D.A. Miller defines the panopticon in The Novel and The Police as “a circular prison disposed about a central watchtower…” in which “… surveillance is exercised on fully visible “prisoners” by unseen “guards “”. The quotations added by Miller state the fact that the panopticon does not necessarily exist only within a prison setting. It can also exist through people, one of those people being Sir Arthur Conan Doyle’s beloved character Sherlock Holmes.
Sherlock Holmes is a detective, or as Watson calls an “amateur bloodhound”. He is able to accurately make assumptions about people based on the smallest things. He correctly declared that someone was a retired marine sergeant from his tattoo, beard, and the air in which he walked.
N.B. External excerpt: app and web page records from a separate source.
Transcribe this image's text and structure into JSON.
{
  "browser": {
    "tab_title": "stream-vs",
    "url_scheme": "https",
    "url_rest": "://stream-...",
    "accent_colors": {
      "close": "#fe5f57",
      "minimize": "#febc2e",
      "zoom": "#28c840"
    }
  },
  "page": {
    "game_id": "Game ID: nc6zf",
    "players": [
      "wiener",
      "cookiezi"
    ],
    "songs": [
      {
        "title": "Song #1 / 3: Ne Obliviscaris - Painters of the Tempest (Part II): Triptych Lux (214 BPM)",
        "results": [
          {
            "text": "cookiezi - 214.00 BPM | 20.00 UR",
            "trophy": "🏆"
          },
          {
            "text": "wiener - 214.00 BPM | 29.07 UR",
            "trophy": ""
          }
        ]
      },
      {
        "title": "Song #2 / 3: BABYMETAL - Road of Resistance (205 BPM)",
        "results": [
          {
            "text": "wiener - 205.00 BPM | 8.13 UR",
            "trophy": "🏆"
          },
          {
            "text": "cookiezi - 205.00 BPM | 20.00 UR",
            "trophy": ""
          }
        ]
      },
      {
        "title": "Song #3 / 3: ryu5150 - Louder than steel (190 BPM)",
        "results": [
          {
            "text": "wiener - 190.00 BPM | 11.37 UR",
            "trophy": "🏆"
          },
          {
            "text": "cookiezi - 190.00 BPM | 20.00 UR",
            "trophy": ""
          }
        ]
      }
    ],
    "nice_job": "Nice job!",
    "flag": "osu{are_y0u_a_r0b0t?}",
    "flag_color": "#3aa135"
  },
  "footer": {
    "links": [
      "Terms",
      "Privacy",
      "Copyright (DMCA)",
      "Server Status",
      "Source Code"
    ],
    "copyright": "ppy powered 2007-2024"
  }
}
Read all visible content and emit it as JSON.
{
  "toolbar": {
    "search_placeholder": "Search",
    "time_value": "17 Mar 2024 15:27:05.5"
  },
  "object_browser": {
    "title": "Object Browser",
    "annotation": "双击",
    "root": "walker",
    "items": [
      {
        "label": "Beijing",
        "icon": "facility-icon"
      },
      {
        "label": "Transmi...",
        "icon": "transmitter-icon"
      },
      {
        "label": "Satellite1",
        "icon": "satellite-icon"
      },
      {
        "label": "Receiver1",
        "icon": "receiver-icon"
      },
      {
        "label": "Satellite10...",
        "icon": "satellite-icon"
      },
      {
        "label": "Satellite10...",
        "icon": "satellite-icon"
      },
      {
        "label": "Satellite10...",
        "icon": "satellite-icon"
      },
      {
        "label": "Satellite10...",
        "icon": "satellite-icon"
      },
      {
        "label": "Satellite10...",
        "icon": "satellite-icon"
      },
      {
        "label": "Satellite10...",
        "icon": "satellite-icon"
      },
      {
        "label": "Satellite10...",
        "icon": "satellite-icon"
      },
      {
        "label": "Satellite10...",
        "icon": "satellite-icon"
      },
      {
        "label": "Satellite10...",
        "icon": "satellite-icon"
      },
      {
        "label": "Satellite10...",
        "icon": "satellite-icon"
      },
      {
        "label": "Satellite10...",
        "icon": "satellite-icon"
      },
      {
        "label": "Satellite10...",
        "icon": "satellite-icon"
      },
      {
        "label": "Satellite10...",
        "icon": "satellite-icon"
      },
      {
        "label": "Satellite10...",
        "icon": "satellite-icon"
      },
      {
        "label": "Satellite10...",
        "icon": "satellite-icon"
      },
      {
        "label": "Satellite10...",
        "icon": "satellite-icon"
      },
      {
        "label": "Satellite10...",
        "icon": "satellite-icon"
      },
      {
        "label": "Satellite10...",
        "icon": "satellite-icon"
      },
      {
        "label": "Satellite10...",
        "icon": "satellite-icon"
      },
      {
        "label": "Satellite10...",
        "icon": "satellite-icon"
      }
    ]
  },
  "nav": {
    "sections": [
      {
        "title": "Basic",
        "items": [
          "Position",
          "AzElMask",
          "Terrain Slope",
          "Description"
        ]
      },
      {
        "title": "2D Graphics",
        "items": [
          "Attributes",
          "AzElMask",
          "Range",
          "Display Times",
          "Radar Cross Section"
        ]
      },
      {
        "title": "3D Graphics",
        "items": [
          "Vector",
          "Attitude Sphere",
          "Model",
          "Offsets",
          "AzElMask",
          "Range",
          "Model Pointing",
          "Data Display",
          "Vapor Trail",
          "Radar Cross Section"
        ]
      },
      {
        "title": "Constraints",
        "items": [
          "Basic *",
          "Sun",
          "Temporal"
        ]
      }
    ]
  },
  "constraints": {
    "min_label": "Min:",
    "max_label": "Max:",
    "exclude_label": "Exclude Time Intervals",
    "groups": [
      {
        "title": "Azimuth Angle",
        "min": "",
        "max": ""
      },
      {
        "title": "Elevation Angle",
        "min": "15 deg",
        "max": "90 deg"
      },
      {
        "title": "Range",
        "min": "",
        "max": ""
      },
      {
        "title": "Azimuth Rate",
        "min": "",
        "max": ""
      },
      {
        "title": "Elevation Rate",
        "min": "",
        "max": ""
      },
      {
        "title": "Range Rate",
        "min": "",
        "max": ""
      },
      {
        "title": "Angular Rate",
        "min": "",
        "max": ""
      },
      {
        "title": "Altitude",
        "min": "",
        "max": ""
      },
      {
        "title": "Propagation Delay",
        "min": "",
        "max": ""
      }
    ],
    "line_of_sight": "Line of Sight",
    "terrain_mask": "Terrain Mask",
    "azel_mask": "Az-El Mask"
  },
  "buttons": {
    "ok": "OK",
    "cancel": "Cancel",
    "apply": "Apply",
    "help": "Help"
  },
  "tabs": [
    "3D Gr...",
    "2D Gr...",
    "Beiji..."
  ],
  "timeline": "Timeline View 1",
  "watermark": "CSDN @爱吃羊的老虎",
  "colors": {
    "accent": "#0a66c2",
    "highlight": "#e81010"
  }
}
No one is safe from Sherlock’s profound abilities of deduction. Just one look at a person and he can accurately guess a person’s deepest secret, or so it feels. Sherlock becomes the panopticon in this sense. If you know about his abilities, you will always be on edge that he is watching you and, therefore, you are always watching yourself. But in the end, it does not matter, because however careful you are, Holmes will still find out information because that information “is most characteristically exercised on “little things “”.
This becomes most apparent with the retired marine sergeant. The tattoo of an anchor is the most visible marker that Sherlock sees but that only tells him of a previous profession that was on the seas. The two “little things” as Miller calls them, are his beard and the way in which he walks. If the sergeant were to cover up his tattoo, Holmes can still deduce that he was a retired sergeant of some kind. Holmes’ version of the panopticon is the scariest because it is invisible. No one can know when he is judging you and you never know if your small ticks or visible differences will be under his scrutiny.
Doyle, Arthur Conan. A Study in Scarlet. Penguin Books. 1887.
Miller, D.A. The Novel and the Police. University of California Press. 1988.